according Adonis alſo amidſt ancient antiquity appears attention beautiful Bion called celebrated character charm circumſtance common copied critics cuſtom death delighted deſcribed deſcription earth effect elegant Elegy epigram evidently expreſſion fancy firſt flowers frequently genius give Greece Greek hair hath head Hence Hercules Homer idea Idyllia Idyllium imagination imitated Italy king ladies learned light LINE living manner means meet Moschus moſt muſical muſt nature never obſerved original painting paſſage paſtoral perhaps perſon pieces pleaſure poem poet poetry preſent probably remarks reſemblance reſpect ſaid ſame ſays ſcene ſee ſeems ſentiment ſhall ſhe ſhepherds ſhould Sicily ſimilar ſome ſpecies ſtill ſubject ſuch ſweet tells THEOCRITUS theſe thinks thoſe thou thought tion Tiresias tranſlator TYRTĈUS uſed Venus verſe Virgil WARTON whoſe women writers
Page 73 - The wolf also shall dwell with the lamb, and the leopard shall lie down with the kid; and the calf and the young lion and the fading together ; and a little child shall lead them.
Page 205 - For there is hope of a tree if it be cut down, that it will sprout again, and that the tender branch thereof will not cease. Though the root thereof wax old in the earth, and the stock thereof die in the ground, yet through the scent of water it will bud and bring forth boughs like a plant.
Page 165 - Set me as a seal upon thine heart, as a seal upon thine arm : for love is strong as death ; jealousy is cruel as the grave : the coals thereof are coals of fire, which hath a most vehement flame...

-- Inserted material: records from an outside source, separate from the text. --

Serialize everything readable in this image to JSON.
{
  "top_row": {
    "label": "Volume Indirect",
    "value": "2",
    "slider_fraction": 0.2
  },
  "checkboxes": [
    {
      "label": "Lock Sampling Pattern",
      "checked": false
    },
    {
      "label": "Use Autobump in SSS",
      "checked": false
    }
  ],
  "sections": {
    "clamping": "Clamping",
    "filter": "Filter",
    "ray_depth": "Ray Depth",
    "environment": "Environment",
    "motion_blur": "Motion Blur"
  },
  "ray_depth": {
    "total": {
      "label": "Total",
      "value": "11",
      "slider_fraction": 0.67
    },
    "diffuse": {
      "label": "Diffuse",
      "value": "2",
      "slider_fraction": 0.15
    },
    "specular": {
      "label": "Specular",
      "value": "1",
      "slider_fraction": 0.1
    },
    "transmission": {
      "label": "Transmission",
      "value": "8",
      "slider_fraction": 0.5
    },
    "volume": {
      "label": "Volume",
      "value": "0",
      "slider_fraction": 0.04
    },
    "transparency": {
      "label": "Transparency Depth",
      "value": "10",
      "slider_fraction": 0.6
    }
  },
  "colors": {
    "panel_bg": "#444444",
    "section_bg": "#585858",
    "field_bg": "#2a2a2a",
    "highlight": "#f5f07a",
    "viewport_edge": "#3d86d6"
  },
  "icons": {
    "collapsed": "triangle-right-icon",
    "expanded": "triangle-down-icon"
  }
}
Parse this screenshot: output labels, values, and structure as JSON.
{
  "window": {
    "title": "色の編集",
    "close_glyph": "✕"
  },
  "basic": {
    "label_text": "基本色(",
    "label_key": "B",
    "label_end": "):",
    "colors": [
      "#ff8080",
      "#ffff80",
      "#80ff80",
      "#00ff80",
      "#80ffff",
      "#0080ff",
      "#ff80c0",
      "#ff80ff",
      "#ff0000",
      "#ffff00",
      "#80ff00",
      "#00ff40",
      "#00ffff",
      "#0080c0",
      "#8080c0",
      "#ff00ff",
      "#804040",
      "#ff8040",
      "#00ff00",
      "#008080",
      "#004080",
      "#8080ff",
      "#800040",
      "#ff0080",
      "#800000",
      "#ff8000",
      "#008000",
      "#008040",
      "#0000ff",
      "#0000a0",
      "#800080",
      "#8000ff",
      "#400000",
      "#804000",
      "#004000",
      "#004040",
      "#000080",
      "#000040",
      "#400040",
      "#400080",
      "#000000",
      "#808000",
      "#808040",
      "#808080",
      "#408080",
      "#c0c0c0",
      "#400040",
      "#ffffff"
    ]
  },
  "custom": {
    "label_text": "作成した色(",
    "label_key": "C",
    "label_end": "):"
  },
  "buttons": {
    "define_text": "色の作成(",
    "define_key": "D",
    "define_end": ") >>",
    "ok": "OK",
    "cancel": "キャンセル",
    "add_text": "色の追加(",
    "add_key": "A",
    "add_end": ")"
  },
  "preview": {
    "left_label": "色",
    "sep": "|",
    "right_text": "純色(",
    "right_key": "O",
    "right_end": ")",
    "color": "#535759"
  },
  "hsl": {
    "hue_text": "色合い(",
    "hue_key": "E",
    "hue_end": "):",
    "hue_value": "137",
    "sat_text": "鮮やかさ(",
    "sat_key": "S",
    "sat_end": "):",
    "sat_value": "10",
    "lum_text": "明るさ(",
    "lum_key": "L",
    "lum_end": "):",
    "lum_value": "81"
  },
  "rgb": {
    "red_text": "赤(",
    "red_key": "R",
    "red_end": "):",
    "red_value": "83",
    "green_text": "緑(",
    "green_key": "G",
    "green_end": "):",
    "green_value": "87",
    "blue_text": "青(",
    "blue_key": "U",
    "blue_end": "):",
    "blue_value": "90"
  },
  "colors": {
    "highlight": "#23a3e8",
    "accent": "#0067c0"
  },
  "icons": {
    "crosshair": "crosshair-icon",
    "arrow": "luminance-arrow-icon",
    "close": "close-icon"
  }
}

Page 63 - And it came to pass at noon, that Elijah mocked them, and said, Cry aloud: for he is a god; either he is talking, or he is pursuing, or he is in a journey, or peradventure he sleepeth, and must be awaked.
Page 143 - That our garners may be full and plenteous with all manner of store ; that our sheep may bring forth thousands, and ten thousands in our streets ; 14 That our oxen may be strong to labour ; that there be no decay, no leading into captivity, and no complaining in our streets.
Page 197 - I will rise now, and go about the city In the streets, and in the broad ways I will seek him whom my soul loveth : I sought him, but I found him not. The watchmen that go about the city found me : To whom I said, Saw ye him whom my soul loveth?
Page 162 - And when the Philistine looked about, and saw David, he disdained him; for he was but a youth, and ruddy, and of a fair countenance.
Page 151 - Here sacred pomp and genial feast delight, And solemn dance and hymeneal rite ; Along the street the new-made brides are led, With torches flaming, to the nuptial bed ; The youthful dancers in a circle bound To the soft flute and cithern's silver sound ; Through the fair streets the matrons in a row Stand in their porches and enjoy the show.
Page 141 - Can the Ethiopian change his fkin, or the " leopard his fpots ? then may ye alfo do good, that
Page 137 - That this stream, at certain seasons of the year, especially about the feast of Adonis, is of a bloody colour; which the heathens looked upon as proceeding from a kind of sympathy in the river for the death of Adonis, who was killed by a wild boar in the mountains, out of which this stream rises.